━━━━━ WORKING DATA

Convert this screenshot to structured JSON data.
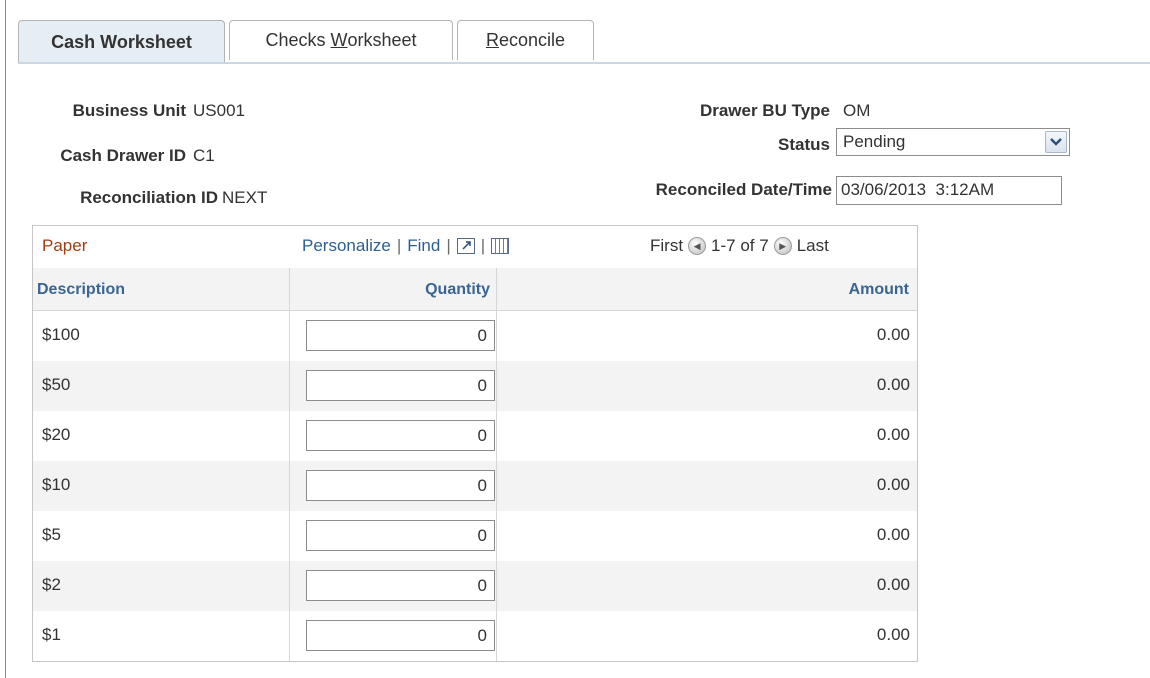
{
  "tabs": [
    {
      "label_pre": "Cash Worksheet",
      "accel": "",
      "label_post": ""
    },
    {
      "label_pre": "Checks ",
      "accel": "W",
      "label_post": "orksheet"
    },
    {
      "label_pre": "",
      "accel": "R",
      "label_post": "econcile"
    }
  ],
  "fields": {
    "business_unit": {
      "label": "Business Unit",
      "value": "US001"
    },
    "cash_drawer_id": {
      "label": "Cash Drawer ID",
      "value": "C1"
    },
    "reconciliation_id": {
      "label": "Reconciliation ID",
      "value": "NEXT"
    },
    "drawer_bu_type": {
      "label": "Drawer BU Type",
      "value": "OM"
    },
    "status": {
      "label": "Status",
      "value": "Pending"
    },
    "reconciled_datetime": {
      "label": "Reconciled Date/Time",
      "value": "03/06/2013  3:12AM"
    }
  },
  "grid": {
    "title": "Paper",
    "personalize": "Personalize",
    "find": "Find",
    "sep": "|",
    "first": "First",
    "range": "1-7 of 7",
    "last": "Last",
    "columns": {
      "description": "Description",
      "quantity": "Quantity",
      "amount": "Amount"
    },
    "rows": [
      {
        "description": "$100",
        "quantity": "0",
        "amount": "0.00"
      },
      {
        "description": "$50",
        "quantity": "0",
        "amount": "0.00"
      },
      {
        "description": "$20",
        "quantity": "0",
        "amount": "0.00"
      },
      {
        "description": "$10",
        "quantity": "0",
        "amount": "0.00"
      },
      {
        "description": "$5",
        "quantity": "0",
        "amount": "0.00"
      },
      {
        "description": "$2",
        "quantity": "0",
        "amount": "0.00"
      },
      {
        "description": "$1",
        "quantity": "0",
        "amount": "0.00"
      }
    ]
  },
  "icons": {
    "status_dropdown": "chevron-down-icon",
    "pager_prev": "prev-arrow-icon",
    "pager_next": "next-arrow-icon",
    "new_window": "new-window-icon",
    "download": "spreadsheet-icon"
  },
  "colors": {
    "grid_title": "#9c3e14",
    "link": "#2d5f95",
    "column_header": "#3a6592",
    "active_tab": "#e5edf5"
  }
}
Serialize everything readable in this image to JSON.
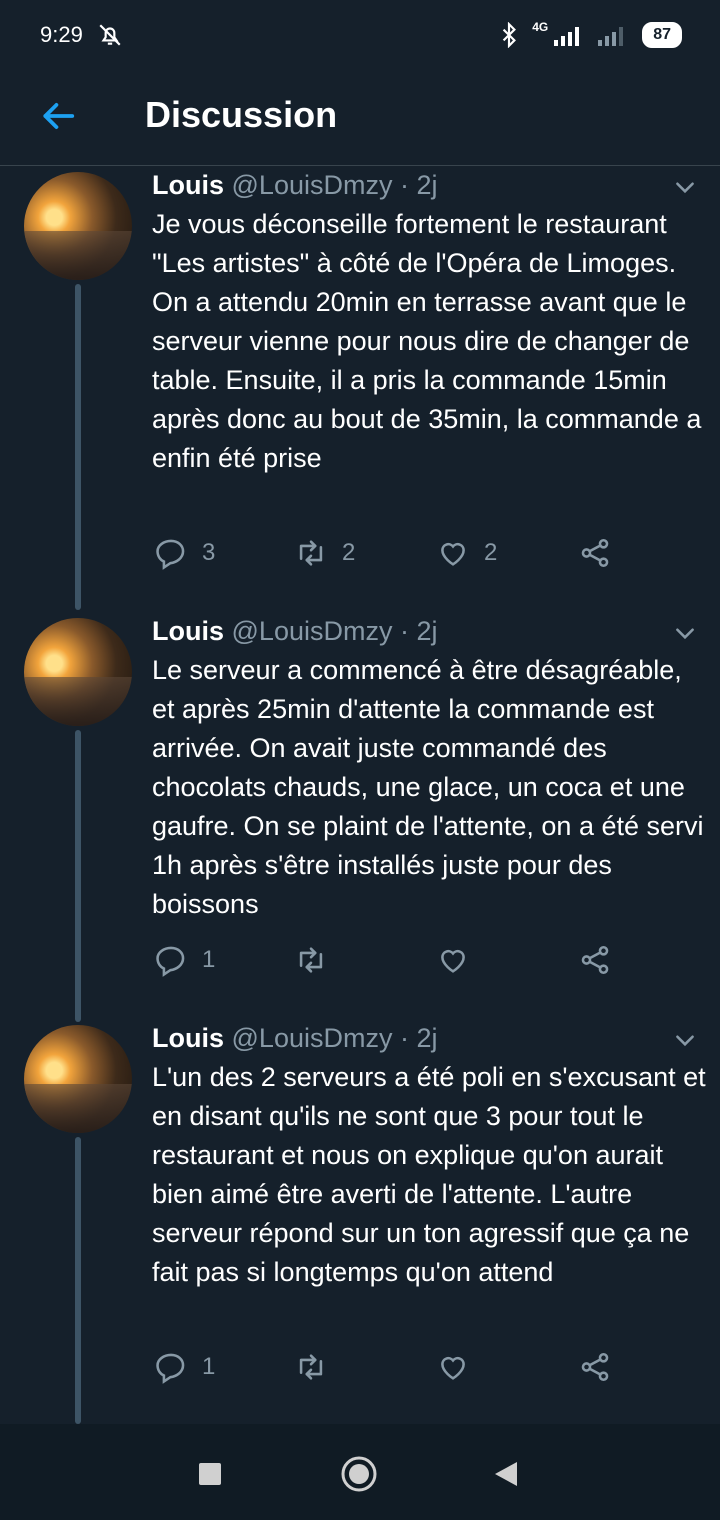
{
  "status_bar": {
    "time": "9:29",
    "network": "4G",
    "battery": "87"
  },
  "app_bar": {
    "title": "Discussion"
  },
  "tweets": [
    {
      "name": "Louis",
      "handle": "@LouisDmzy",
      "separator": "·",
      "time": "2j",
      "text": "Je vous déconseille fortement le restaurant \"Les artistes\" à côté de l'Opéra de Limoges. On a attendu 20min en terrasse avant que le serveur vienne pour nous dire de changer de table. Ensuite, il a pris la commande 15min après donc au bout de 35min, la commande a enfin été prise",
      "replies": "3",
      "retweets": "2",
      "likes": "2"
    },
    {
      "name": "Louis",
      "handle": "@LouisDmzy",
      "separator": "·",
      "time": "2j",
      "text": "Le serveur a commencé à être désagréable, et après 25min d'attente la commande est arrivée. On avait juste commandé des chocolats chauds, une glace, un coca et une gaufre. On se plaint de l'attente, on a été servi 1h après s'être installés juste pour des boissons",
      "replies": "1",
      "retweets": "",
      "likes": ""
    },
    {
      "name": "Louis",
      "handle": "@LouisDmzy",
      "separator": "·",
      "time": "2j",
      "text": "L'un des 2 serveurs a été poli en s'excusant et en disant qu'ils ne sont que 3 pour tout le restaurant et nous on explique qu'on aurait bien aimé être averti de l'attente. L'autre serveur répond sur un ton agressif que ça ne fait pas si longtemps qu'on attend",
      "replies": "1",
      "retweets": "",
      "likes": ""
    }
  ],
  "colors": {
    "background": "#15202b",
    "accent": "#1da1f2",
    "secondary_text": "#8899a6"
  }
}
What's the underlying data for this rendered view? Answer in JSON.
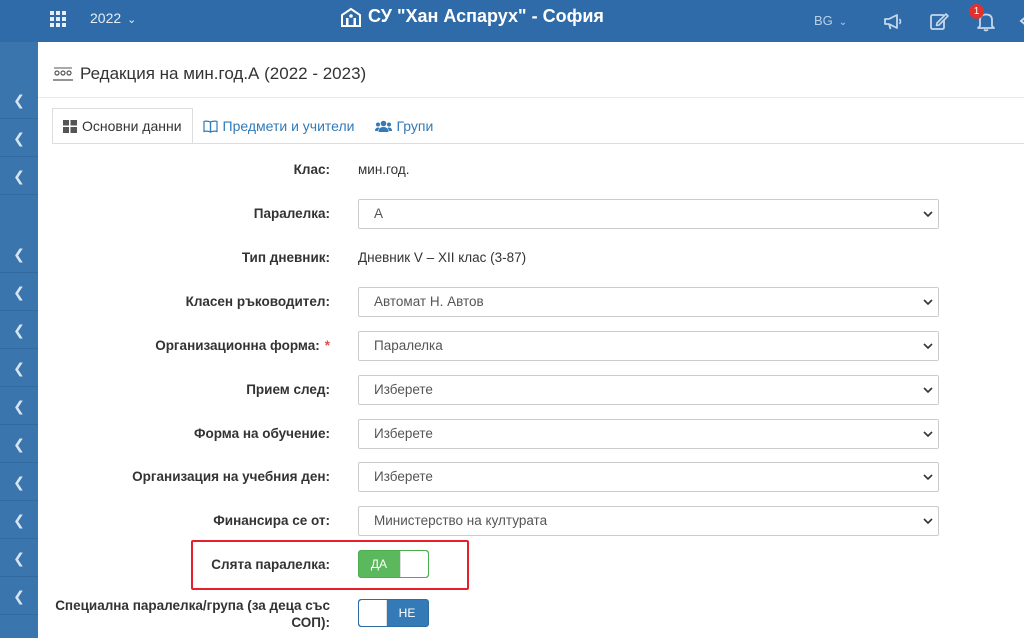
{
  "topbar": {
    "year": "2022",
    "school_name": "СУ \"Хан Аспарух\" - София",
    "language": "BG",
    "notifications_count": "1"
  },
  "page": {
    "title": "Редакция на мин.год.А (2022 - 2023)"
  },
  "tabs": [
    {
      "label": "Основни данни",
      "icon": "table-icon",
      "active": true
    },
    {
      "label": "Предмети и учители",
      "icon": "book-icon",
      "active": false
    },
    {
      "label": "Групи",
      "icon": "users-icon",
      "active": false
    }
  ],
  "form": {
    "class": {
      "label": "Клас:",
      "value": "мин.год."
    },
    "parallel": {
      "label": "Паралелка:",
      "value": "А"
    },
    "diary_type": {
      "label": "Тип дневник:",
      "value": "Дневник V – XII клас (3-87)"
    },
    "class_teacher": {
      "label": "Класен ръководител:",
      "value": "Автомат Н. Автов"
    },
    "org_form": {
      "label": "Организационна форма:",
      "required_mark": "*",
      "value": "Паралелка"
    },
    "admission_after": {
      "label": "Прием след:",
      "value": "Изберете"
    },
    "study_form": {
      "label": "Форма на обучение:",
      "value": "Изберете"
    },
    "school_day_org": {
      "label": "Организация на учебния ден:",
      "value": "Изберете"
    },
    "funded_by": {
      "label": "Финансира се от:",
      "value": "Министерство на културата"
    },
    "merged_class": {
      "label": "Слята паралелка:",
      "state": "ДА"
    },
    "special_class": {
      "label": "Специална паралелка/група (за деца със СОП):",
      "state": "НЕ"
    }
  },
  "colors": {
    "topbar": "#2f6ba8",
    "sidebar": "#3a75ae",
    "toggle_on": "#5cb85c",
    "toggle_off": "#337ab7",
    "highlight": "#e5202a",
    "link": "#337ab7"
  }
}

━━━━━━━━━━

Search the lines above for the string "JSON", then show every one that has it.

Convert this screenshot to structured JSON data.
Serialize everything readable in this image to JSON.
What's the underlying data for this rendered view? Answer in JSON.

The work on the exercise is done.